Goal of the exercise: From the entries that follow, copy each line in which "name" appears.
□ □ □
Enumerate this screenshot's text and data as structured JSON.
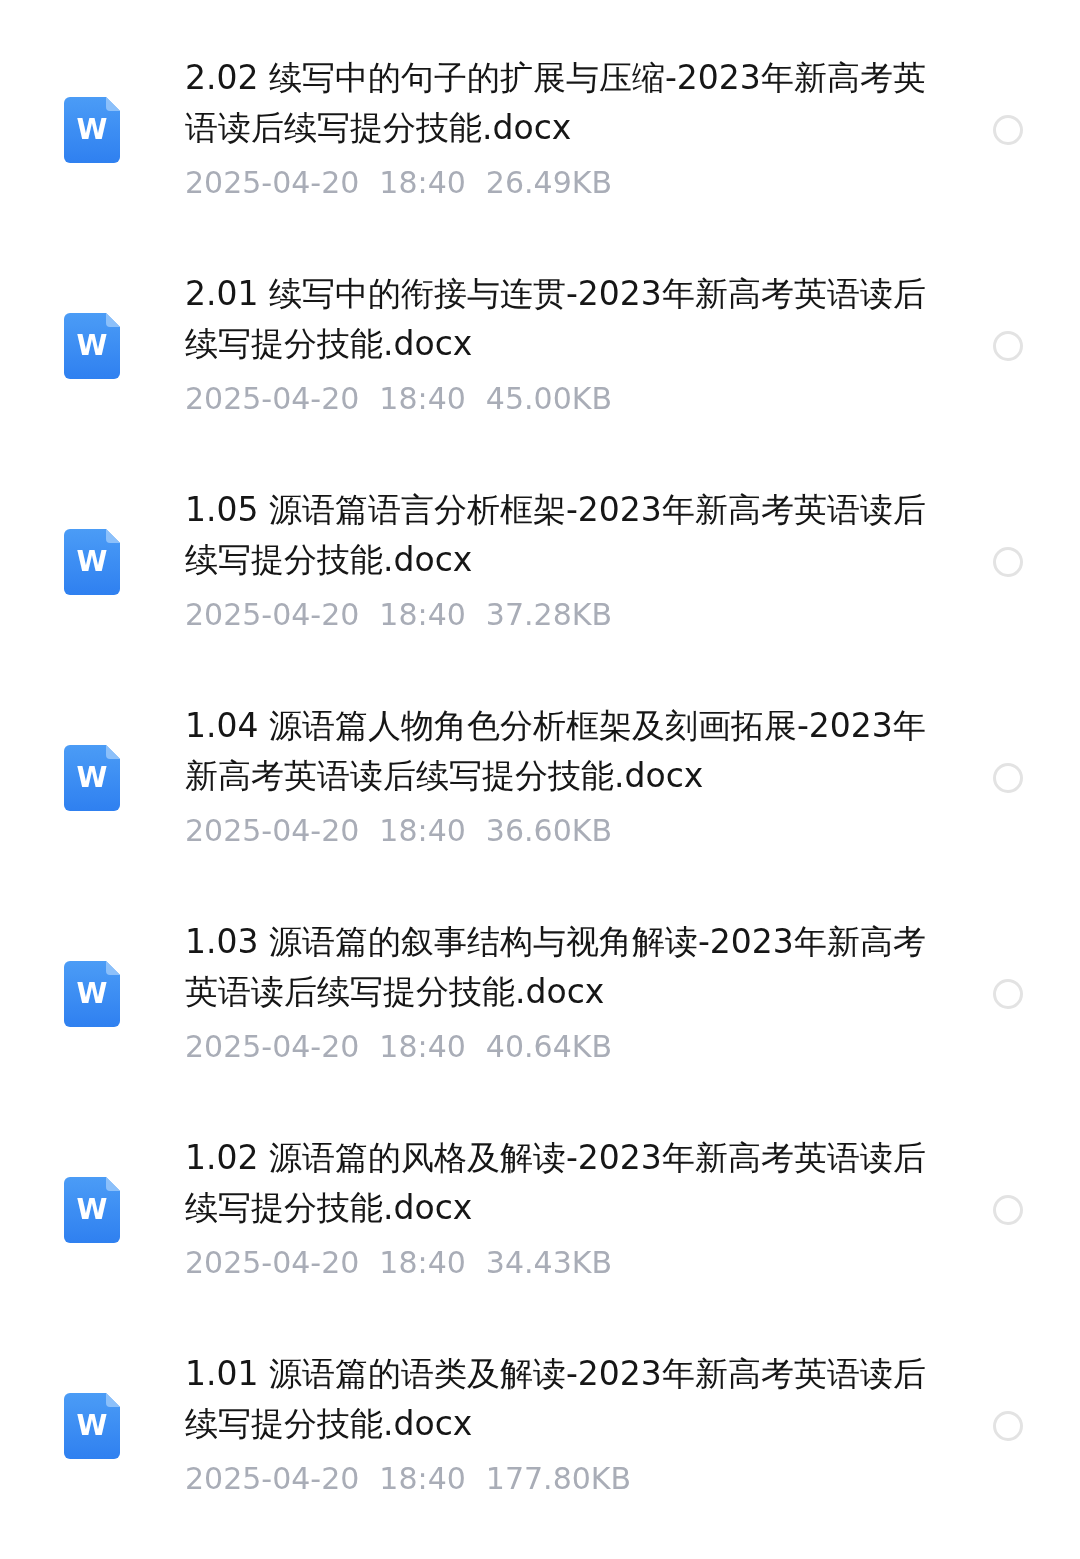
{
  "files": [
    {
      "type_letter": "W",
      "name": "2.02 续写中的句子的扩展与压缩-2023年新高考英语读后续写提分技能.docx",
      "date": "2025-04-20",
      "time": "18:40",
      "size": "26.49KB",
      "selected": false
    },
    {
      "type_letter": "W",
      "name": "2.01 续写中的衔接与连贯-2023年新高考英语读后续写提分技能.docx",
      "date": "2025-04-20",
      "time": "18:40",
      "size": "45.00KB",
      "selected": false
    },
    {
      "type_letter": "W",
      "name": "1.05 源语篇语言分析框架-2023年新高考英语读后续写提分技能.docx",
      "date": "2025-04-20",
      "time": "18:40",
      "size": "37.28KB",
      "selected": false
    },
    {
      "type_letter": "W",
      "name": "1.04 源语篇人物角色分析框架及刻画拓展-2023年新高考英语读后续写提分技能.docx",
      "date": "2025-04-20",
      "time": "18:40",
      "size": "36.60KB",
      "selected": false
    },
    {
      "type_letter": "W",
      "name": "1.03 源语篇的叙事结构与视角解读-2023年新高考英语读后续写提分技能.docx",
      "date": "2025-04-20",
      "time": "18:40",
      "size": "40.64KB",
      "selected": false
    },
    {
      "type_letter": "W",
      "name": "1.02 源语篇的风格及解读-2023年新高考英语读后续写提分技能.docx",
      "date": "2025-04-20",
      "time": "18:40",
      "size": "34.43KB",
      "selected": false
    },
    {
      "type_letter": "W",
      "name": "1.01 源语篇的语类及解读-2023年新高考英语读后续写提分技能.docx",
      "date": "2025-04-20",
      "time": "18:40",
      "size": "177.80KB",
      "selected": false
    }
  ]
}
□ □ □
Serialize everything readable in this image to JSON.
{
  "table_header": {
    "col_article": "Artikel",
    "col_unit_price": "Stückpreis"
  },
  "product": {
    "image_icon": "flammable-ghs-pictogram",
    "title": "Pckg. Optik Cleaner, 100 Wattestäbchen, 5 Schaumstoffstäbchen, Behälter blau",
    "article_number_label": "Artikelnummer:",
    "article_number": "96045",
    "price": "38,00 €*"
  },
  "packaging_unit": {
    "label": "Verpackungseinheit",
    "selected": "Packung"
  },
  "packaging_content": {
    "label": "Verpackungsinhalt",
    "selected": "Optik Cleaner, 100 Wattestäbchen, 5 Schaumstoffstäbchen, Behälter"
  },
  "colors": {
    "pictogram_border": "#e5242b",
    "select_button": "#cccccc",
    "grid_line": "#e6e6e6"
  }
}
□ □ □
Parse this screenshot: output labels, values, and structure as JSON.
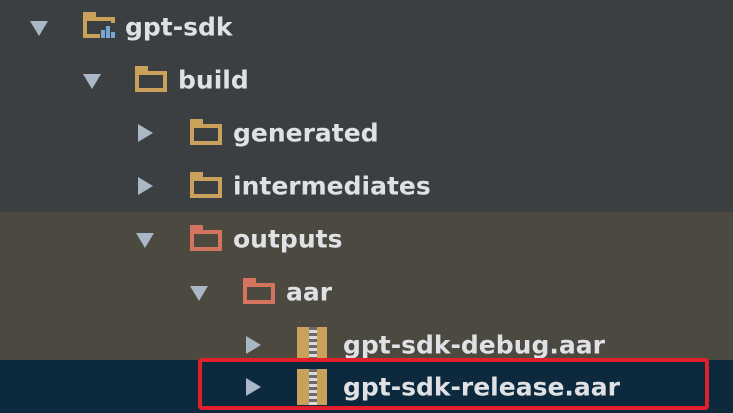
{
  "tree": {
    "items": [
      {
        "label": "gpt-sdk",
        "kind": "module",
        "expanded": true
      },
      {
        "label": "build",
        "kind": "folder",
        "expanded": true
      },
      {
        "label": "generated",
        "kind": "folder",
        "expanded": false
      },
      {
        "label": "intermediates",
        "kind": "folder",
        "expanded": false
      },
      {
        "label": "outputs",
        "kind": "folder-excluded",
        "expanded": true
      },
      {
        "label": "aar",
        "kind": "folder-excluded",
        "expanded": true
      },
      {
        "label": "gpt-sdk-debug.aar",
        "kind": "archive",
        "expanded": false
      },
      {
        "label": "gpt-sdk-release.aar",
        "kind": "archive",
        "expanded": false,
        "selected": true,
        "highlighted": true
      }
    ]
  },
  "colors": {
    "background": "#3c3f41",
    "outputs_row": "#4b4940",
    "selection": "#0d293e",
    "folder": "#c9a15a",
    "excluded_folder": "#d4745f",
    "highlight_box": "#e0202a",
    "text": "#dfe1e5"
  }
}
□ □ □
Response area:
      "name": "2.02 续写中的句子的扩展与压缩-2023年新高考英语读后续写提分技能.docx",
      "name": "2.01 续写中的衔接与连贯-2023年新高考英语读后续写提分技能.docx",
      "name": "1.05 源语篇语言分析框架-2023年新高考英语读后续写提分技能.docx",
      "name": "1.04 源语篇人物角色分析框架及刻画拓展-2023年新高考英语读后续写提分技能.docx",
      "name": "1.03 源语篇的叙事结构与视角解读-2023年新高考英语读后续写提分技能.docx",
      "name": "1.02 源语篇的风格及解读-2023年新高考英语读后续写提分技能.docx",
      "name": "1.01 源语篇的语类及解读-2023年新高考英语读后续写提分技能.docx",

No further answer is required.